Segment Start: Extracted material

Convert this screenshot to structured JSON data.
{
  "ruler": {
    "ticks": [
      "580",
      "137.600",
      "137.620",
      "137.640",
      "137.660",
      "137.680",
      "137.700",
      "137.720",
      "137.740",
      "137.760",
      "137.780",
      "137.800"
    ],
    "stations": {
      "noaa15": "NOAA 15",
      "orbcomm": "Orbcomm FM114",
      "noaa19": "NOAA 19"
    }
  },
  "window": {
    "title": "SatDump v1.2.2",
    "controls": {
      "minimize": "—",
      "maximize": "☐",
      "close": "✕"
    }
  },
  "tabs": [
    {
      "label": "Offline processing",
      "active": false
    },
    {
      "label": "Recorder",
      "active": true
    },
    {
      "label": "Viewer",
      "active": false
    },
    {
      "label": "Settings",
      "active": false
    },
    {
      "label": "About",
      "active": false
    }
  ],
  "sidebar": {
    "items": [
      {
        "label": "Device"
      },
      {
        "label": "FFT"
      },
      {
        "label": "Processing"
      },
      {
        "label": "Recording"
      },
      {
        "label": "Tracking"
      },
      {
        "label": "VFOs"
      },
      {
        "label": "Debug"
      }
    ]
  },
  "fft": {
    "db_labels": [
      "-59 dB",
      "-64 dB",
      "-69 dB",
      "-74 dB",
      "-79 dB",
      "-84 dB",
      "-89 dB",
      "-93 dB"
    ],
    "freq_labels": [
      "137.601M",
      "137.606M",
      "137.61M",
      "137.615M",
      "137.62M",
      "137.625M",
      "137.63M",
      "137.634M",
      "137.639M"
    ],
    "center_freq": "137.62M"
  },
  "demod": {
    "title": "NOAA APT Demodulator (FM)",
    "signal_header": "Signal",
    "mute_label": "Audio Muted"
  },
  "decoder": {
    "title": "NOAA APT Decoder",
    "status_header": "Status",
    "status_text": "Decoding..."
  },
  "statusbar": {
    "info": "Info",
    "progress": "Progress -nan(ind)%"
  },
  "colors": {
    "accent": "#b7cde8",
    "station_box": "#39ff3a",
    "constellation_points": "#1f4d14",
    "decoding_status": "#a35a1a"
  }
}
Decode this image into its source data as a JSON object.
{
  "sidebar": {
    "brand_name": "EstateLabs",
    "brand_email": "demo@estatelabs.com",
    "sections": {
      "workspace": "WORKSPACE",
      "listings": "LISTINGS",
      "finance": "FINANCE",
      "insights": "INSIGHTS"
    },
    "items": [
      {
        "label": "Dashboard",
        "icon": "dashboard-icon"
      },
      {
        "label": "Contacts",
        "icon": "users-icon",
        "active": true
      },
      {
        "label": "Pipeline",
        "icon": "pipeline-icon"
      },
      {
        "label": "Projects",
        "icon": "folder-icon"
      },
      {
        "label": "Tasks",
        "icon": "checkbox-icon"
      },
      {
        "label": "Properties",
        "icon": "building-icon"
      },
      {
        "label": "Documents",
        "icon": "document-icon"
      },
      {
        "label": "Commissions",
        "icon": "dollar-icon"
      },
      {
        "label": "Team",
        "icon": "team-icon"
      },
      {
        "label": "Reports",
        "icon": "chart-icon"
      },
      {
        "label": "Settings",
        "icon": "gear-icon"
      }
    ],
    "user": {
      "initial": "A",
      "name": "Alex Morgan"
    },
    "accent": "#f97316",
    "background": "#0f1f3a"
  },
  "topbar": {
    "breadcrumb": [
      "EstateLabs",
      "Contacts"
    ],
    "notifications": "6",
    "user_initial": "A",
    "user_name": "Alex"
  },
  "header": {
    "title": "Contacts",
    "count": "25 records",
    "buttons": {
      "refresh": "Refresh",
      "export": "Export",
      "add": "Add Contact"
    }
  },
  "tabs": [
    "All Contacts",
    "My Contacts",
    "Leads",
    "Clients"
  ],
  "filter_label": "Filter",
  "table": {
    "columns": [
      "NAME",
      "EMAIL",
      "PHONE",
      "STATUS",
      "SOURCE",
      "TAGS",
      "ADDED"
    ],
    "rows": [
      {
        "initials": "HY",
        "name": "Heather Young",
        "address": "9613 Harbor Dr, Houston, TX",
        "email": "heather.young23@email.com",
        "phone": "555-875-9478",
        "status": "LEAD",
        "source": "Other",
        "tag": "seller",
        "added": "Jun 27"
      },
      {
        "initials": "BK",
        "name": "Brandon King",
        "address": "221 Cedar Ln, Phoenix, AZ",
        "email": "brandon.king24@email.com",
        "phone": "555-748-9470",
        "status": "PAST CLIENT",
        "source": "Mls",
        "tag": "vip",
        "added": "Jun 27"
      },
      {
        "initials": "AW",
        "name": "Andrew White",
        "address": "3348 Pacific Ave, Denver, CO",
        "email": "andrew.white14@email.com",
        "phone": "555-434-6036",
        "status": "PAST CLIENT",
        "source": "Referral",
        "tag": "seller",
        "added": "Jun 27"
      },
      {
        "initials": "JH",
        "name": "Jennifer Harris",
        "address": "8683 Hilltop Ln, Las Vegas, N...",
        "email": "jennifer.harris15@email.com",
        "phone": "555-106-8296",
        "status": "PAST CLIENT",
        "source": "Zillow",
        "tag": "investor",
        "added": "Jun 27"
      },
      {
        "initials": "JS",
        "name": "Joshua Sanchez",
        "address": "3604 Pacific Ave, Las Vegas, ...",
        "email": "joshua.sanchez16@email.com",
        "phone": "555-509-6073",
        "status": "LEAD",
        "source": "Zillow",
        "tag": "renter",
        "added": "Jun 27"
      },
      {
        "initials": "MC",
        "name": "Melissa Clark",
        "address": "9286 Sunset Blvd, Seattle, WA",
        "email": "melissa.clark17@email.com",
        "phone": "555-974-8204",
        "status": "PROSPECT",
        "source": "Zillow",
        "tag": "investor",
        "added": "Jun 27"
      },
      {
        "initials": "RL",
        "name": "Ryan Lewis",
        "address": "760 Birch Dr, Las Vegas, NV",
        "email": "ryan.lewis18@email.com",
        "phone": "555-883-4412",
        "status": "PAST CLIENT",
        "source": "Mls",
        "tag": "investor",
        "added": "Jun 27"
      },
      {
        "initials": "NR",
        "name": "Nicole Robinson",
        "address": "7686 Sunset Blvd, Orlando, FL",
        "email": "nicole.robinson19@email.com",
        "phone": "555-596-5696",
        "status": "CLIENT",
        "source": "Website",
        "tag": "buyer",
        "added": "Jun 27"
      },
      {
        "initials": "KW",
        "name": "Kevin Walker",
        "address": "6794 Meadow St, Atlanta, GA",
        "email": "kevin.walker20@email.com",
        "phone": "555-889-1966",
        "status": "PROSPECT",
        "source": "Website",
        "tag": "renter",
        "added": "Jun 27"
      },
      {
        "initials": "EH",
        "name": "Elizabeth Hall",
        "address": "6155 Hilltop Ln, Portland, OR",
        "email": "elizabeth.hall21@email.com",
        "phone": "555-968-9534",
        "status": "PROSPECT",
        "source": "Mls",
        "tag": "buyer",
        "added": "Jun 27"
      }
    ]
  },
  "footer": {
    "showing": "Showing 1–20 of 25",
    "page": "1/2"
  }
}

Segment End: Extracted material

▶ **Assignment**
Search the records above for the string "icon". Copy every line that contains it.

▶ **Final answer**
        "icon": "dashboard-icon"
        "icon": "users-icon",
        "icon": "pipeline-icon"
        "icon": "folder-icon"
        "icon": "checkbox-icon"
        "icon": "building-icon"
        "icon": "document-icon"
        "icon": "dollar-icon"
        "icon": "team-icon"
        "icon": "chart-icon"
        "icon": "gear-icon"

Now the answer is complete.